Friday, March 2, 2012

My Peter Pan Syndrome

Suzanne & her daughters
True confession: I don't think I'll ever grow up. Oh, I'm technically a grown up. I've got all the headaches of a grown up - bills to pay, children to raise, all the usual stuff. BUT, I think there is a big part of me that somewhere along the way refused to stop 'playing pretend'.

When I was little I was more like my children. I remember donning my mother's or even my grandmother's clothes to play 'dress up' - including shoes, jewelry and the like. As a writer, I don't usually go to the extreme of dressing up like my characters, but I had the opportunity this summer to visit a local treasure called Conner Prairie up near Fishers, Indiana. If you are at all interested in history it is worth the trip.

While walking through the Conner homestead (resembling an 1836 prairie town) it hit me how awesome imagination can be. Around every corner was a new opportunity to pretend you lived there and fill the town with crazy neighbors, rugged heroes, and every day challenges. My daughters loved it when I jumped in and dressed up with them in some provided costumes for the photo above, but I realized the truth to be that nothing provided came close to the costuming and conversations I was picturing in my head.

Even in more modern settings, a snatch of conversation can stimulate my mind to manufacture an entire back story for the people I've overheard. And I love it! Even if the stories I make up aren't their 'real' story, I feel this ability makes me more understanding of others ... more compassionate. How can that be a bad thing?

So I don't think I'll ever be done 'playing pretend' - even if I mostly do it in my mind, or on my computer screen via keyboard. And I know that amongst fiction writers I have many kindred spirits. How about it everyone, off to Neverland?


  1. Letting you know -- I think I've reached my goal of making my adolesence last until I hit my mid-life crisis.

    Dressing up like my characters? Well, since my writing is contemporary and my characters are preachers, lawyers, and college professors, I might try that. Or do they dress like me? However, I'm definitely not going to dress like my radio talk-show hostess character -- I don't have the legs for a skirt.

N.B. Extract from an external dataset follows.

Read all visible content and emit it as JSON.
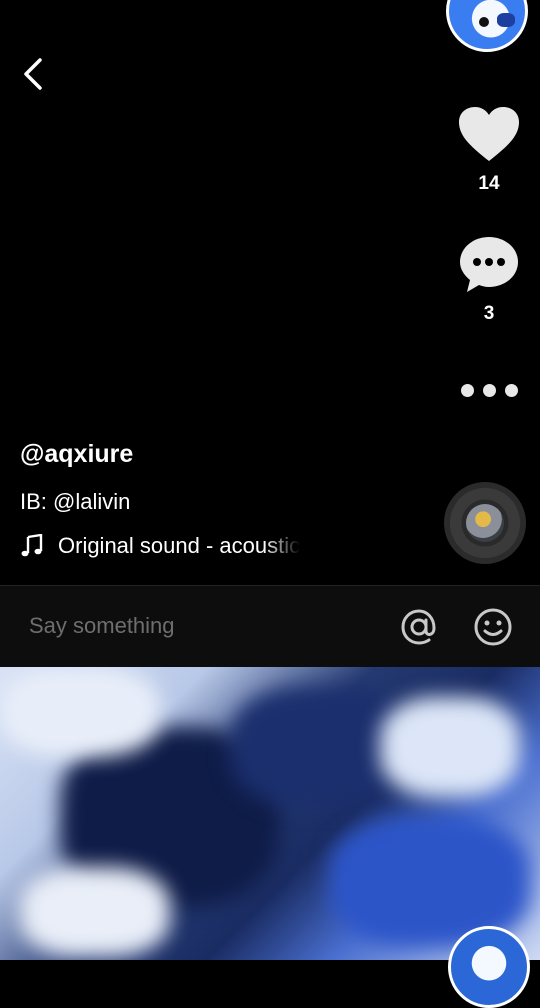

    On one hand, you're right on the money -- writers need to maintain their ability to pretend. However, depending on our writing, we need to grow up enough to understand what real people are going through. Not as true for children and teens maybe, but we need to grow up enough for grown ups to be fooled.

    Very interesting post, and I thank you for sharing it.

    Jeff Reynolds

  2. I do agree with you, Jeff. Playing pretend with my writing characters is much more complex than playing 'dress up' with my girls ... My characters have real-world problems, even if they are make believe. But I do think having a vivid imagination can make you a more empathetic person - and the older I get, the more things I or my close friends have experienced as well.

    And I fake being a grown up pretty well when I need to. :) Thanks for commenting!

  3. I think imagination is a tremendously valuable tool. It lets me experience a minor situation and explore the emotions of a similar major situation. I do miss having small children to play make believe with. Thanks, for the blog, Suzanne.

  4. I am treasuring their younger years. I know some day they'll be too grown up to play pretend with such abandonment. But then, we've already begun the adventure with my oldest of learning to read!! I'm already certain both of them will be book addicts like me, as they beg me nightly for story time. LOL Their favorite, at the moment, is the Veggie Tales story bible.